Apart from Brendan fitting into the group remarkably well, it was really, really good to (a) be out after dark, and (b) be out with friends deliberately ignoring what time it was. I’m paying for it now but it was good at the time, and I’d do it again (just not any time soon). We all have such a hard time scheduling things that it was remarkable to have us in one place to begin with. The only downside to the evening was that HRH couldn’t share it with us. I know he and Brendan would have hit it off rather well.
I’m feeling even more excited about the Hamilton festival now that I’ve met Brendan.
I am now the owner of a 24-inch four-harness table loom. It’s missing the shuttle and I believe a heddle hook, but apart from that it’s in usable shape. It’s very similar to this model, only older and a bit more rustic. An elderly friend of the ADZO family passed away recently and left no local family. She was a weaver, and had three (three? two?) full-size looms set up in her split-level home. She was a member of the Lakeshore Weavers Guild, who came in and took the full-size looms. The ADZO family went over yesterday and was told to take whatever of her things they liked. One of the things they mentioned seeing was a tiny loom in a back corner of the storage room.
My maternal grandfather was a weaver. I have a set of curtains he wove hanging in my office (which can be seen in these pictures). One of the atmospheric things I remember the most clearly about his house in Farnham was the entire room he had upstairs filled with his floor loom, his wools, and his equipment. Over the past couple of years I’ve planned to at some point learn how to use a drop spindle to spin my own wool, as part of a spiritual and meditative practice. Ideally, once I’d worked on that for a while, I’d move into weaving with the yarn I’d created. I like the sense of taking up a craft that’s been in my family.
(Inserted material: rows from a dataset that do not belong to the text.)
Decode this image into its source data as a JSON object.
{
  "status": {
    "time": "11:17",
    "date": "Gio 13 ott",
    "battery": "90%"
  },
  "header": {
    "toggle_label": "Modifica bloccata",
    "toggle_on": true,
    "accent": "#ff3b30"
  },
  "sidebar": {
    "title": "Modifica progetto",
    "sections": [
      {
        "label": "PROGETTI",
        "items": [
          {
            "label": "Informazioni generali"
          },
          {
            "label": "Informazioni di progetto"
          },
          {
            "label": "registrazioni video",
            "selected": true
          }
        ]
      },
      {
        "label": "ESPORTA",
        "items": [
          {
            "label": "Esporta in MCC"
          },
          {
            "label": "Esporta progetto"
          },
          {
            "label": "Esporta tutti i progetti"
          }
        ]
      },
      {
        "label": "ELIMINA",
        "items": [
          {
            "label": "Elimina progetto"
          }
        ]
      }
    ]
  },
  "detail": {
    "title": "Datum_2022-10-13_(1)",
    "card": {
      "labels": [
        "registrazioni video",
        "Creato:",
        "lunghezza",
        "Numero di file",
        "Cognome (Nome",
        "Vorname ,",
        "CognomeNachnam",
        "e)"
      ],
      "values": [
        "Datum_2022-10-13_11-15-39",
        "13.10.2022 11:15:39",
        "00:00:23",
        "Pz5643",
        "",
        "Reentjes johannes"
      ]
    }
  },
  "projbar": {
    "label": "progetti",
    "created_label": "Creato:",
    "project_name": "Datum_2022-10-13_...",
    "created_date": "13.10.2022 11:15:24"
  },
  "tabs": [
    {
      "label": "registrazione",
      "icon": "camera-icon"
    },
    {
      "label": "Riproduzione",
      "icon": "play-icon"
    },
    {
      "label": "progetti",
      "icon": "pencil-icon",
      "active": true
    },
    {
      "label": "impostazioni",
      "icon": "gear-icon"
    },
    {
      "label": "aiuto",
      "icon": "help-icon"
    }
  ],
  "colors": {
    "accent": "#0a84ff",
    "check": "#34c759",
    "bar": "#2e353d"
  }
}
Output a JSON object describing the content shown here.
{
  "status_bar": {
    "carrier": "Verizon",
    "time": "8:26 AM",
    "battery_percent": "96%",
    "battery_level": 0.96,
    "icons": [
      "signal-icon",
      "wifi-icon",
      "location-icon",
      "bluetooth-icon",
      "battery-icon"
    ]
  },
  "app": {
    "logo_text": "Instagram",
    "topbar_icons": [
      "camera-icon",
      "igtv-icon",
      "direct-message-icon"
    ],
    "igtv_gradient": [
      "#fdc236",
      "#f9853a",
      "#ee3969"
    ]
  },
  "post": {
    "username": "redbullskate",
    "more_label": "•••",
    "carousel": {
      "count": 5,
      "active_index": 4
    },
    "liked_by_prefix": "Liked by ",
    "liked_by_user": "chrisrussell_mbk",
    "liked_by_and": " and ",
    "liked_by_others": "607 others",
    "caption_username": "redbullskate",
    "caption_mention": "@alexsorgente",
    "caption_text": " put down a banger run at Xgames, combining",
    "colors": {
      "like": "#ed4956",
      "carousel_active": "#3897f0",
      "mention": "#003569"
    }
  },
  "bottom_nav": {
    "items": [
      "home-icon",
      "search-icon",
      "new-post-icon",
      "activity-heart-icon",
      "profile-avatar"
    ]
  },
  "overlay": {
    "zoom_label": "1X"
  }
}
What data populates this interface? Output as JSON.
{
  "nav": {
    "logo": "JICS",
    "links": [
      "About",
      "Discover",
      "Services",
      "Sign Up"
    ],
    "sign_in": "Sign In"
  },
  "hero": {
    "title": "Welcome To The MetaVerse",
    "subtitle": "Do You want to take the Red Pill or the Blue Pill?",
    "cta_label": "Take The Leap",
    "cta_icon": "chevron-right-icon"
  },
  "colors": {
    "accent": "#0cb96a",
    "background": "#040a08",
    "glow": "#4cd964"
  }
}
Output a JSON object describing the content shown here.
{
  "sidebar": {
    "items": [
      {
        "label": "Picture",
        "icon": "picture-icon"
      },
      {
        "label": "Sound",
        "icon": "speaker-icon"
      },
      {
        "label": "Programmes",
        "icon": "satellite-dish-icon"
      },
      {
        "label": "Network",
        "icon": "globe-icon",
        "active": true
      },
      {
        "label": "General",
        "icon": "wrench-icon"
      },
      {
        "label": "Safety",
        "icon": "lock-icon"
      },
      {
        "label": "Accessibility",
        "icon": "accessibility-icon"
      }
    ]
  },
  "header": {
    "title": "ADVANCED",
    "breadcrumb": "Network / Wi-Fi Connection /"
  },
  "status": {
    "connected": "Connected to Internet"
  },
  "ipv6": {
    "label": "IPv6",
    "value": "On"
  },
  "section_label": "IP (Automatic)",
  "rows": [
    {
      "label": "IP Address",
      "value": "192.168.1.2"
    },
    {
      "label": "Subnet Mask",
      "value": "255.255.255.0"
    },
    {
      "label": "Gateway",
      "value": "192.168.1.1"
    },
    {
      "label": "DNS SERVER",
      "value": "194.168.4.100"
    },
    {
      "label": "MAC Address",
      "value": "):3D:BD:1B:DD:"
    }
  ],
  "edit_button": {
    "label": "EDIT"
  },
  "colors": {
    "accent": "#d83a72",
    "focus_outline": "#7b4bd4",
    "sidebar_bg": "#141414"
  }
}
It seems that the universe has decided to switch things up for me a bit.
Jen called and told the executors that she’d found someone who wanted the table loom if it was still available, and so ADZO and I went over this morning to collect it. There was a member of the weavers guild there too, and she asked me if I was interested in joining. I told her quite honestly that I had no time at the moment but a beginner’s workshop at some point would definitely interest me, so I got as much information from her as I could. Before we left she rummaged through some bags and gave me three huge spindles of synthetic yarn to dye and play with.
A 24-inch loom is tiny. You can’t do huge projects on them, unless you intend to patch your work together somehow. They’re pretty limited to table runners, place mats, scarves, that sort of thing. But it’s not the products I’m interested in so much as the process. There is so much spiritual metaphor and simile encapsulated in the process of weaving, as well as the attractive notion of doing something meditative with the hands that doesn’t feel like a waste of time. And as I said above, there’s the family connection that makes it all the more special for me.
I suspect that I’ll invest in a stand with treadles when I get around to using it seriously, because using hand levers to shift the harnesses slows you down a lot. You only have two hands, after all, and they’re already passing the shuttle back and forth and operating the beater.
So I have a whole new set of things to research and read about. (Plant dyeing! Patterns! Techniques! History!) It’s not pressing. I’m looking forward to it.